Volume 23, Number 6 | The Newspaper of Lower Manhattan | June 18 - 24, 2010
Downtown Express photo by John Bayles
Hotel’s view in the eye of the beholder
BY John Bayles
The relentless noise from the construction next door is somehow inaudible, as long as one stays in their room. But should one desire the sought after bird’s eye view of Ground Zero and venture up to the north terrace, there are no double-paned windows to deafen the pounding of jackhammers that occurs virtually 24-7 at the site.
The World Center Hotel, located at 144 Washington Street has been open, softly, since the beginning of the year; the hotel had its hard opening last week and is the first new hotel to be built since 9/11.
“We wanted to do the grand opening when we actually had the club opened so people could get the full view,” said Cheryl Palmer, the hotel’s corporate vice president.
The View of the World Terrace Club occupies the hotel’s 20th floor. It’s a private club and restaurant with exclusive access for hotel guests and private members. Since the hotel opened, some have been critical of the unfettered view it offers of Ground Zero and Palmer understands.
“It’s an emotional area – and the emotions run the gamut of it being very sad and disturbing for some folks and then for others, it can be inspiring when you think of the rebirth,” said Palmer. She added that standing on the terrace offers a chance for reflection.

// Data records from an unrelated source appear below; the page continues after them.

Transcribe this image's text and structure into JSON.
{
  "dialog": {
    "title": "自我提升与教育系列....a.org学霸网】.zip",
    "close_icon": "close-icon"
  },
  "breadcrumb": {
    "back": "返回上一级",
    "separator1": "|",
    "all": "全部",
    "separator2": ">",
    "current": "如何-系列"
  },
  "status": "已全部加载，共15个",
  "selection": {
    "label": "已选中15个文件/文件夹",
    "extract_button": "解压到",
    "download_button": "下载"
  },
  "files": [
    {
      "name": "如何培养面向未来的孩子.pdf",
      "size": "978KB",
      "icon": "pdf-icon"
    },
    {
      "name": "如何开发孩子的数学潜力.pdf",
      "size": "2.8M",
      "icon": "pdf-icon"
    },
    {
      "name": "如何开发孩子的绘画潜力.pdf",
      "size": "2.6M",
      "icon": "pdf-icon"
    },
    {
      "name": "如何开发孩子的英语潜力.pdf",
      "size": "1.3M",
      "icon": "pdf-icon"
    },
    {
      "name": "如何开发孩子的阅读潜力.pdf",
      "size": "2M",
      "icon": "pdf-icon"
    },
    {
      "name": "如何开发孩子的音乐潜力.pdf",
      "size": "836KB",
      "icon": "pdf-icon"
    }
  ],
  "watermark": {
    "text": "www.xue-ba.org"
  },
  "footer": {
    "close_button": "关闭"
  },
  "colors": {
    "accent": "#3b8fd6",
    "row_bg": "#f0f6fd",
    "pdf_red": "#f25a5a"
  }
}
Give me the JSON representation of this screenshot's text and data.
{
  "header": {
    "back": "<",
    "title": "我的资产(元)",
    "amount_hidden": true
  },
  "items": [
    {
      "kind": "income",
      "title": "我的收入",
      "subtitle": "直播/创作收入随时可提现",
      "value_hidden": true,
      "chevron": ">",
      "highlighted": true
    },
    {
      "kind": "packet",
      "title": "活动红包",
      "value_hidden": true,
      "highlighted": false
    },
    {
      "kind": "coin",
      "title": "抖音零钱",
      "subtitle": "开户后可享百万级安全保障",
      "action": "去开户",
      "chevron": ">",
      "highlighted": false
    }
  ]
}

But she also said the hotel has been very transparent about both its vicinity to the site and the view. “The rebuilding is palpable in Lower Manhattan, and the World Center Hotel offers an accessible view of the new World Trade Center for those individuals who want to experience the rebuilding up close,” said Palmer in a the press release announcing the hotel’s grand opening. “We believe people who stay in the hotel are making a personal choice,” she added.
The hotel also has a south terrace that offers another view of the city, particularly of the Hudson River and Battery Park City and that is considerably less noisy.
Views aside, the hotel is a state-of-the-art building geared for both the business traveler and the weekend visitors, with 169 rooms ranging from single studios to two room suites.
“It’s balanced between business and leisure,” said Palmer.
Rooms have alarm clocks with iPod docking stations, a touch screen climate control system, and floor to ceiling windows. Other amenities include two meeting rooms, automatic room occupancy sensors, and complimentary chilled bottled water stations on every floor.
The hotel has built partnerships with both the 9/11 Memorial Museum and the South Street Seaport, as well as the Downtown Alliance. Palmer said she hopes to offer not only a view of the rebuilding of Lower Manhattan but to be part of the area’s rebirth as well.